Posted by Doreen Higgins on Aug 26, 2019
Dr. Clark Alexander, Director of the University of Georgia Skidaway Institute of Oceanography, talked to us this week about our ever changing coastline, its history, forces that shape it, its present formation, and actions we might consider as we live in its immediate vicinity.
 
Dr. Alexander is a coastal and marine geologist and a professor at the Institute with masters and doctoral degrees in marine geology from North Carolina State University. He has published many papers, participated in many field programs, spent more than two years at sea as the chief scientist on marine research, and works closely with the Georgia Department of Natural Resources on coastal management needs.
 
Georgia has multiple barrier islands for the entire length of its coastline, many uninhabited and many of those uninhabitable.
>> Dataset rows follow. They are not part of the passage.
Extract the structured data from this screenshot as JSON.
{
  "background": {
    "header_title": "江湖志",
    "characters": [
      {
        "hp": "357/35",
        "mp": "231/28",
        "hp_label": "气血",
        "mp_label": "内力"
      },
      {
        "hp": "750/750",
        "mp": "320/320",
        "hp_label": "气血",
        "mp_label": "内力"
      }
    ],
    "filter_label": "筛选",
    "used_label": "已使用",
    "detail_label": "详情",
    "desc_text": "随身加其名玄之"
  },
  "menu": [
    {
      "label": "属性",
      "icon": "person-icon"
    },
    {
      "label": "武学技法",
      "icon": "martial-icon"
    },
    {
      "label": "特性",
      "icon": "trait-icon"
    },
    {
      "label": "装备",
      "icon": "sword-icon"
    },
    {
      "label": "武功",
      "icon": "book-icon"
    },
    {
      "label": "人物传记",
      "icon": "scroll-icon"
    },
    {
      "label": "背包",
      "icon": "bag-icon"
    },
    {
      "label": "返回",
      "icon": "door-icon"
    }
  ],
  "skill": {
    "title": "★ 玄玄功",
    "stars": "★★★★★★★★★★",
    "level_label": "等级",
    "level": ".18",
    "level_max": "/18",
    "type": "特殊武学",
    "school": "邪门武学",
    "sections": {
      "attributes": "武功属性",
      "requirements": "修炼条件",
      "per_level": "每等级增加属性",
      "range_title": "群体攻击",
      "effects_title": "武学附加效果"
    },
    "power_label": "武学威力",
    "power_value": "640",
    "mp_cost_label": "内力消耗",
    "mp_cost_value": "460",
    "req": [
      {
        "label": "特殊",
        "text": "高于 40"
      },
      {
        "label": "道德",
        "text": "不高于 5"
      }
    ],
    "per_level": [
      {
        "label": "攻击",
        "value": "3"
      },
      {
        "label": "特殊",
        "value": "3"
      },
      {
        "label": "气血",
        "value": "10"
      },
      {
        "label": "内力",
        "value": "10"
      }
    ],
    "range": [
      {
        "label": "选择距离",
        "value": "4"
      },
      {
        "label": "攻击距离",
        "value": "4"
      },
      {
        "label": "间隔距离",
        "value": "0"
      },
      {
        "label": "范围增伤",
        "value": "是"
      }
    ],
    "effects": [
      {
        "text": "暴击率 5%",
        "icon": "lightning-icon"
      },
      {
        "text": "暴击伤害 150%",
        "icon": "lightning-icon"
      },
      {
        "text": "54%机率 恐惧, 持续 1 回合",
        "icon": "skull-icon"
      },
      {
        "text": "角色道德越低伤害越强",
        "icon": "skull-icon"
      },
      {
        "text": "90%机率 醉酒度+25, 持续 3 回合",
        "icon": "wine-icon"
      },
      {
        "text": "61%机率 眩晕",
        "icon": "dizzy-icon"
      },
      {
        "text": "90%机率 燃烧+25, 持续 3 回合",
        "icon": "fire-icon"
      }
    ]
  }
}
They are beautiful, home to vast varieties of wildlife, and subject to constant change. These changes are due to natural causes, principally tidal activity, storms, river deposits, and other weather related events. We have high tides of 10 feet, swift tidal currents, low wave energy (there aren’t any waves crashing on our beaches) and large ebb tide deltas. Sea levels have risen about one inch in the past 100 years. All this natural activity has created and continues to affect these islands, and maps show changes over time.
 
Dr. Alexander showed us the different types of island; most of the differences are caused by the particular combination of forces affecting each island. Of the principal rivers of Georgia, the Savannah, the Ogeechee, the Altamaha, the Satilla and St Mary, the Savannah and the Altamaha bring down the most sediment for deposit at or near the islands closest to them. Storms affecting the islands include hurricanes and tropical storms as well as Nor’easters, in addition to the normal oceanic and tidal activity. Dr. Alexander spoke briefly about global sea level rise. Measurements from 200 years ago show constant steady rise around the world. Measurements up to about 80 years ago were taken from records deemed reliable; then from installed tidal gauges, and now from satellites.
 

If we wish to consider making changes, constructing defenses, or otherwise mitigating the dangers of storms on our islands, we have some options but usually nature will have the last word. We can erect what Dr. Alexander called “hard stabilizations” – seawalls, breakwaters, etc. We can make “soft stabilizations” such as beach replenishment. Alternatively, we can acknowledge the long term inevitability of nature, and relocate ourselves instead. Dr. Alexander concluded his talk by showing us the shorelines of Jekyll, Tybee, and Wassaw Islands over the past 200 years. The changes are substantial and it seems unlikely that humans could have altered the outcomes.

Below is a photo of Dr. Alexander.